The U.S. Treasury Department said Friday that Japan and China remain on a list of countries it monitors over what it calls potentially "unfair" currency practices, while the currency manipulator label has been dropped for Vietnam and Switzerland.
In a semiannual report to Congress on currency manipulation, the first issued under the administration of President Joe Biden, the department concluded that no major U.S. trading partner is manipulating its currency to gain an unfair trade advantage.
Nonetheless, it said Vietnam and Switzerland as well as Taiwan are subject to "enhanced engagement," which includes urging them to develop a plan with specific actions to address currency undervaluation and external imbalances.
A total of 11 trading partners constituted the "monitoring list" for special attention -- China, Japan, South Korea, Germany, Ireland, Italy, India, Malaysia, Singapore, Thailand and Mexico.
All except Ireland and Mexico were covered in the December 2020 report, issued by the previous administration under Donald Trump.

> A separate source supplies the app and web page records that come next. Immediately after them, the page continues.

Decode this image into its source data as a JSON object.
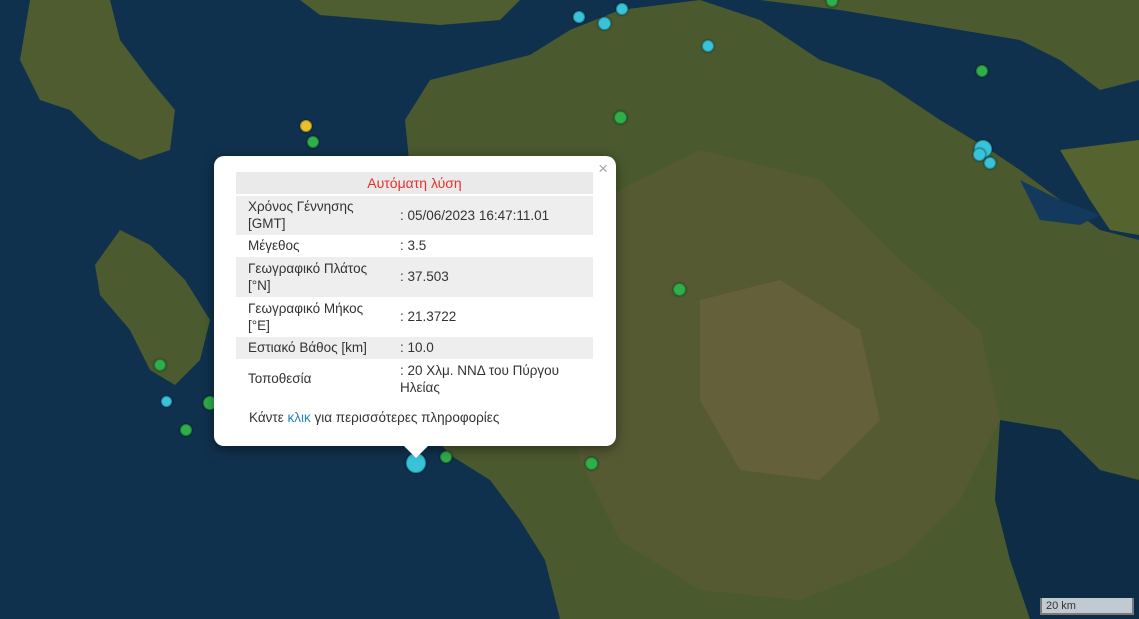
{
  "popup": {
    "title": "Αυτόματη λύση",
    "close_label": "×",
    "rows": [
      {
        "label": "Χρόνος Γέννησης [GMT]",
        "value": ": 05/06/2023 16:47:11.01"
      },
      {
        "label": "Μέγεθος",
        "value": ": 3.5"
      },
      {
        "label": "Γεωγραφικό Πλάτος [°N]",
        "value": ": 37.503"
      },
      {
        "label": "Γεωγραφικό Μήκος [°E]",
        "value": ": 21.3722"
      },
      {
        "label": "Εστιακό Βάθος [km]",
        "value": ": 10.0"
      },
      {
        "label": "Τοποθεσία",
        "value": ": 20 Χλμ. ΝΝΔ του Πύργου Ηλείας"
      }
    ],
    "more_prefix": "Κάντε ",
    "more_link": "κλικ",
    "more_suffix": " για περισσότερες πληροφορίες"
  },
  "scale_bar": {
    "label": "20 km"
  },
  "colors": {
    "green_marker": "#2fae4a",
    "cyan_marker": "#39c3d8",
    "yellow_marker": "#e8c02d",
    "title": "#e8302b",
    "link": "#2a84c4"
  }
}
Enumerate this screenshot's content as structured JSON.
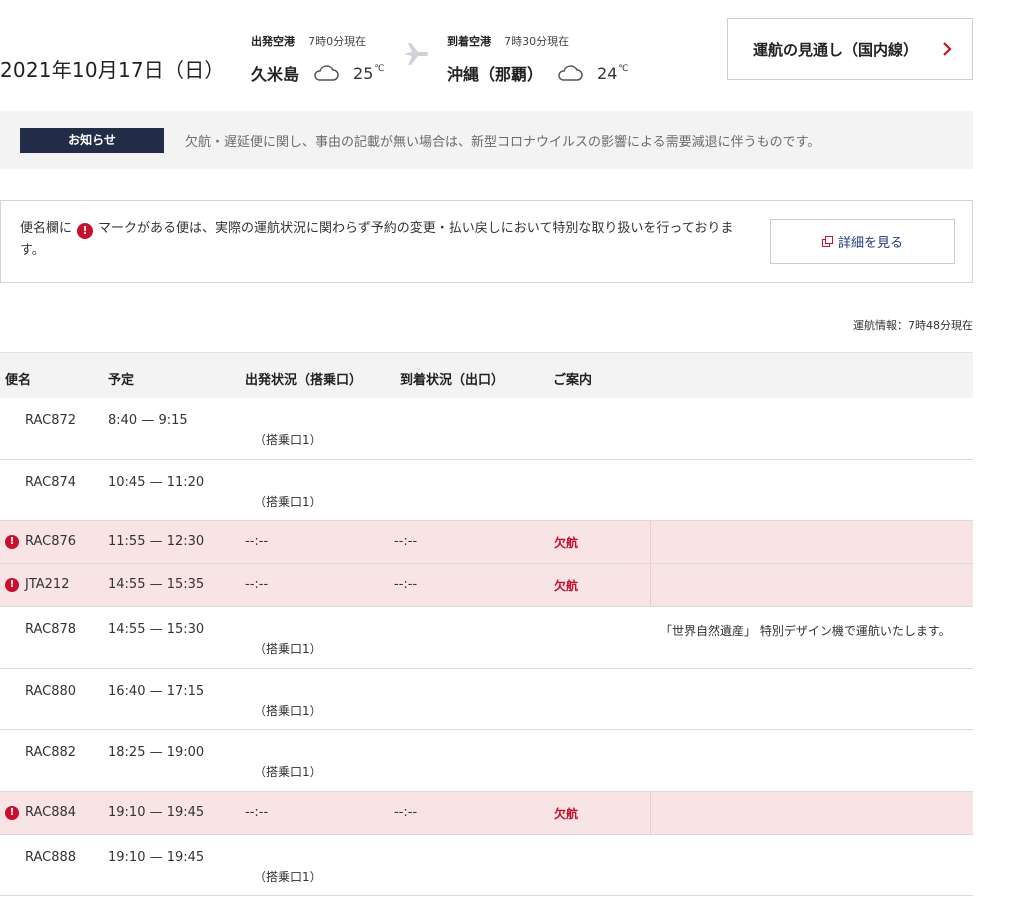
{
  "header": {
    "date": "2021年10月17日（日）",
    "departure": {
      "label": "出発空港",
      "asof": "7時0分現在",
      "name": "久米島",
      "weather_icon": "cloud-icon",
      "temp": "25",
      "unit": "℃"
    },
    "arrival": {
      "label": "到着空港",
      "asof": "7時30分現在",
      "name": "沖縄（那覇）",
      "weather_icon": "cloud-icon",
      "temp": "24",
      "unit": "℃"
    },
    "outlook_button": "運航の見通し（国内線）"
  },
  "notice": {
    "tag": "お知らせ",
    "message": "欠航・遅延便に関し、事由の記載が無い場合は、新型コロナウイルスの影響による需要減退に伴うものです。"
  },
  "info": {
    "text_before": "便名欄に",
    "text_after": "マークがある便は、実際の運航状況に関わらず予約の変更・払い戻しにおいて特別な取り扱いを行っております。",
    "mark": "!",
    "detail_button": "詳細を見る"
  },
  "asof": "運航情報：7時48分現在",
  "table": {
    "headers": {
      "flight": "便名",
      "schedule": "予定",
      "departure": "出発状況（搭乗口）",
      "arrival": "到着状況（出口）",
      "info": "ご案内"
    },
    "rows": [
      {
        "flight": "RAC872",
        "schedule": "8:40 — 9:15",
        "gate": "（搭乗口1）"
      },
      {
        "flight": "RAC874",
        "schedule": "10:45 — 11:20",
        "gate": "（搭乗口1）"
      },
      {
        "flight": "RAC876",
        "schedule": "11:55 — 12:30",
        "dep": "--:--",
        "arr": "--:--",
        "status": "欠航",
        "mark": "!"
      },
      {
        "flight": "JTA212",
        "schedule": "14:55 — 15:35",
        "dep": "--:--",
        "arr": "--:--",
        "status": "欠航",
        "mark": "!"
      },
      {
        "flight": "RAC878",
        "schedule": "14:55 — 15:30",
        "gate": "（搭乗口1）",
        "note": "「世界自然遺産」 特別デザイン機で運航いたします。"
      },
      {
        "flight": "RAC880",
        "schedule": "16:40 — 17:15",
        "gate": "（搭乗口1）"
      },
      {
        "flight": "RAC882",
        "schedule": "18:25 — 19:00",
        "gate": "（搭乗口1）"
      },
      {
        "flight": "RAC884",
        "schedule": "19:10 — 19:45",
        "dep": "--:--",
        "arr": "--:--",
        "status": "欠航",
        "mark": "!"
      },
      {
        "flight": "RAC888",
        "schedule": "19:10 — 19:45",
        "gate": "（搭乗口1）"
      }
    ]
  }
}
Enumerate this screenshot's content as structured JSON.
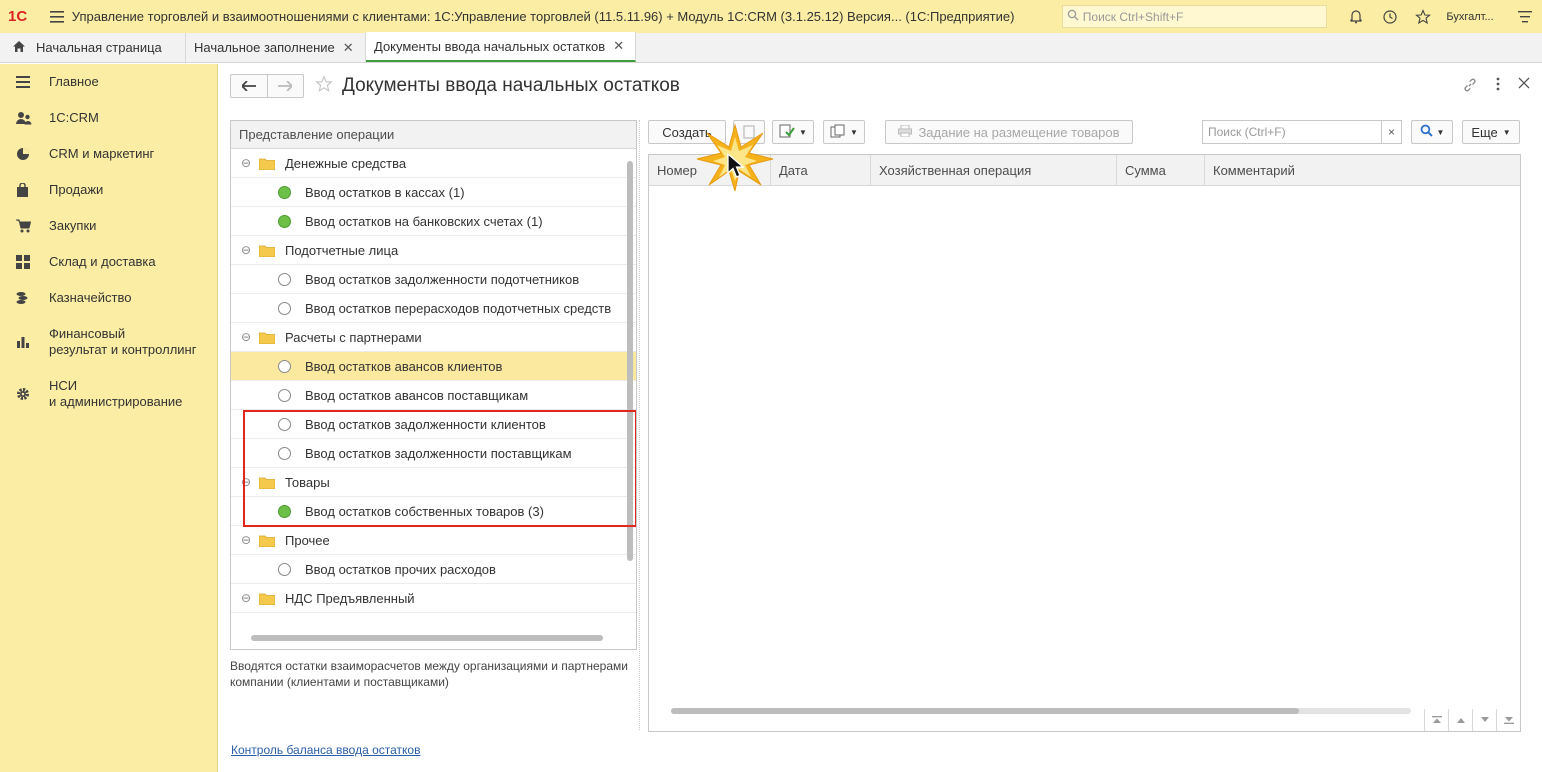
{
  "app": {
    "logo_text": "1С",
    "title": "Управление торговлей и взаимоотношениями с клиентами: 1С:Управление торговлей (11.5.11.96) + Модуль 1С:CRM (3.1.25.12) Версия...  (1С:Предприятие)",
    "search_placeholder": "Поиск Ctrl+Shift+F",
    "user": "Бухгалт..."
  },
  "tabs": [
    {
      "label": "Начальная страница",
      "active": false
    },
    {
      "label": "Начальное заполнение",
      "active": false
    },
    {
      "label": "Документы ввода начальных остатков",
      "active": true
    }
  ],
  "sidebar": {
    "items": [
      {
        "label": "Главное",
        "icon": "list-icon"
      },
      {
        "label": "1С:CRM",
        "icon": "users-icon"
      },
      {
        "label": "CRM и маркетинг",
        "icon": "pie-chart-icon"
      },
      {
        "label": "Продажи",
        "icon": "bag-icon"
      },
      {
        "label": "Закупки",
        "icon": "cart-icon"
      },
      {
        "label": "Склад и доставка",
        "icon": "grid-icon"
      },
      {
        "label": "Казначейство",
        "icon": "coins-icon"
      },
      {
        "label": "Финансовый\nрезультат и контроллинг",
        "line1": "Финансовый",
        "line2": "результат и контроллинг",
        "icon": "bar-chart-icon"
      },
      {
        "label": "НСИ\nи администрирование",
        "line1": "НСИ",
        "line2": "и администрирование",
        "icon": "gear-icon"
      }
    ]
  },
  "page": {
    "title": "Документы ввода начальных остатков"
  },
  "tree": {
    "header": "Представление операции",
    "groups": [
      {
        "label": "Денежные средства",
        "items": [
          {
            "label": "Ввод остатков в кассах (1)",
            "status": "green"
          },
          {
            "label": "Ввод остатков на банковских счетах (1)",
            "status": "green"
          }
        ]
      },
      {
        "label": "Подотчетные лица",
        "items": [
          {
            "label": "Ввод остатков задолженности подотчетников",
            "status": "empty"
          },
          {
            "label": "Ввод остатков перерасходов подотчетных средств",
            "status": "empty"
          }
        ]
      },
      {
        "label": "Расчеты с партнерами",
        "items": [
          {
            "label": "Ввод остатков авансов клиентов",
            "status": "empty",
            "selected": true
          },
          {
            "label": "Ввод остатков авансов поставщикам",
            "status": "empty"
          },
          {
            "label": "Ввод остатков задолженности клиентов",
            "status": "empty"
          },
          {
            "label": "Ввод остатков задолженности поставщикам",
            "status": "empty"
          }
        ]
      },
      {
        "label": "Товары",
        "items": [
          {
            "label": "Ввод остатков собственных товаров (3)",
            "status": "green"
          }
        ]
      },
      {
        "label": "Прочее",
        "items": [
          {
            "label": "Ввод остатков прочих расходов",
            "status": "empty"
          }
        ]
      },
      {
        "label": "НДС Предъявленный",
        "items": []
      }
    ]
  },
  "description": "Вводятся остатки взаиморасчетов между организациями и партнерами компании (клиентами и поставщиками)",
  "footer_link": "Контроль баланса ввода остатков",
  "toolbar": {
    "create": "Создать",
    "placement_task": "Задание на размещение товаров",
    "search_placeholder": "Поиск (Ctrl+F)",
    "clear": "×",
    "more": "Еще"
  },
  "grid": {
    "columns": [
      "Номер",
      "Дата",
      "Хозяйственная операция",
      "Сумма",
      "Комментарий"
    ],
    "rows": []
  },
  "colors": {
    "accent_yellow": "#fbeda4",
    "selected_row": "#fbe9a0",
    "highlight_frame": "#e0261d",
    "status_green": "#6cbf47",
    "link": "#2a5ea8"
  }
}
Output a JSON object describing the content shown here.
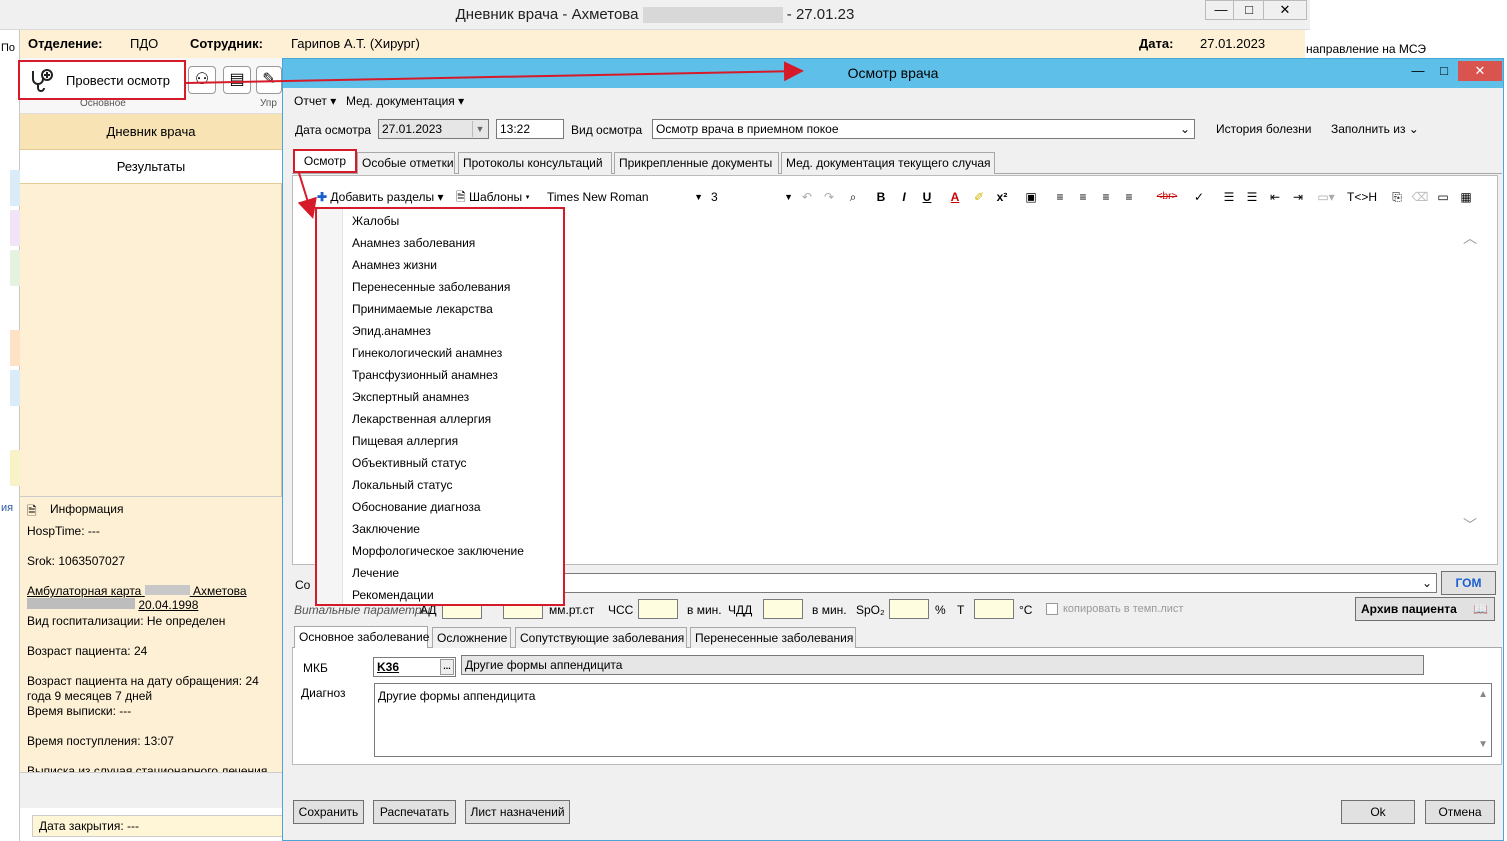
{
  "background_window": {
    "title": "Дневник врача - Ахметова",
    "title_date": "- 27.01.23",
    "header": {
      "department_label": "Отделение:",
      "department_value": "ПДО",
      "employee_label": "Сотрудник:",
      "employee_value": "Гарипов А.Т. (Хирург)",
      "date_label": "Дата:",
      "date_value": "27.01.2023"
    },
    "left_edge_text": "По",
    "left_edge_text2": "ия",
    "right_text": "направление на МСЭ",
    "toolbar": {
      "exam_button": "Провести осмотр",
      "section_main": "Основное",
      "section_manage": "Упр"
    },
    "nav": {
      "diary": "Дневник врача",
      "results": "Результаты"
    },
    "info": {
      "header": "Информация",
      "hosptime": "HospTime: ---",
      "srok": "Srok: 1063507027",
      "amb_card_prefix": "Амбулаторная карта",
      "amb_card_name": "Ахметова",
      "birth_date": "20.04.1998",
      "hosp_type": "Вид госпитализации: Не определен",
      "age": "Возраст пациента: 24",
      "age_at_visit_1": "Возраст пациента на дату обращения: 24",
      "age_at_visit_2": "года 9 месяцев 7 дней",
      "discharge_time": "Время выписки: ---",
      "admission_time": "Время поступления: 13:07",
      "extract": "Выписка из случая стационарного лечения"
    },
    "closing_date": "Дата закрытия: ---"
  },
  "dialog": {
    "title": "Осмотр врача",
    "menu": {
      "report": "Отчет",
      "med_docs": "Мед. документация"
    },
    "exam_date_label": "Дата осмотра",
    "exam_date_value": "27.01.2023",
    "exam_time_value": "13:22",
    "exam_type_label": "Вид осмотра",
    "exam_type_value": "Осмотр врача в приемном покое",
    "history_button": "История болезни",
    "fill_from_button": "Заполнить из",
    "tabs": [
      "Осмотр",
      "Особые отметки",
      "Протоколы консультаций",
      "Прикрепленные документы",
      "Мед. документация текущего случая"
    ],
    "editor_toolbar": {
      "add_sections": "Добавить разделы",
      "templates": "Шаблоны",
      "font": "Times New Roman",
      "size": "3",
      "t_h_button": "T<>H"
    },
    "sections_menu": [
      "Жалобы",
      "Анамнез заболевания",
      "Анамнез жизни",
      "Перенесенные заболевания",
      "Принимаемые лекарства",
      "Эпид.анамнез",
      "Гинекологический анамнез",
      "Трансфузионный анамнез",
      "Экспертный анамнез",
      "Лекарственная аллергия",
      "Пищевая аллергия",
      "Объективный статус",
      "Локальный статус",
      "Обоснование диагноза",
      "Заключение",
      "Морфологическое заключение",
      "Лечение",
      "Рекомендации"
    ],
    "row_prefix": "Со",
    "gom_button": "ГОМ",
    "vitals": {
      "label": "Витальные параметры",
      "ad_label": "АД",
      "ad_unit": "мм.рт.ст",
      "hr_label": "ЧСС",
      "hr_unit": "в мин.",
      "rr_label": "ЧДД",
      "rr_unit": "в мин.",
      "spo2_label": "SpO₂",
      "spo2_unit": "%",
      "temp_label": "Т",
      "temp_unit": "°С",
      "copy_label": "копировать в темп.лист"
    },
    "archive_button": "Архив пациента",
    "diag_tabs": [
      "Основное заболевание",
      "Осложнение",
      "Сопутствующие заболевания",
      "Перенесенные заболевания"
    ],
    "mkb_label": "МКБ",
    "mkb_code": "K36",
    "mkb_name": "Другие формы аппендицита",
    "diagnosis_label": "Диагноз",
    "diagnosis_text": "Другие формы аппендицита",
    "footer": {
      "save": "Сохранить",
      "print": "Распечатать",
      "prescriptions": "Лист назначений",
      "ok": "Ok",
      "cancel": "Отмена"
    }
  },
  "colors": {
    "highlight": "#d51a2a",
    "dialog_title": "#5ebfe9",
    "panel": "#fdf0d5"
  }
}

The latest report said Japan has "significant" bilateral trade surpluses with the United States, while noting that Beijing's failure to publish its foreign exchange interventions and its broader lack of transparency around key features of its exchange rate mechanism warrant "close" monitoring.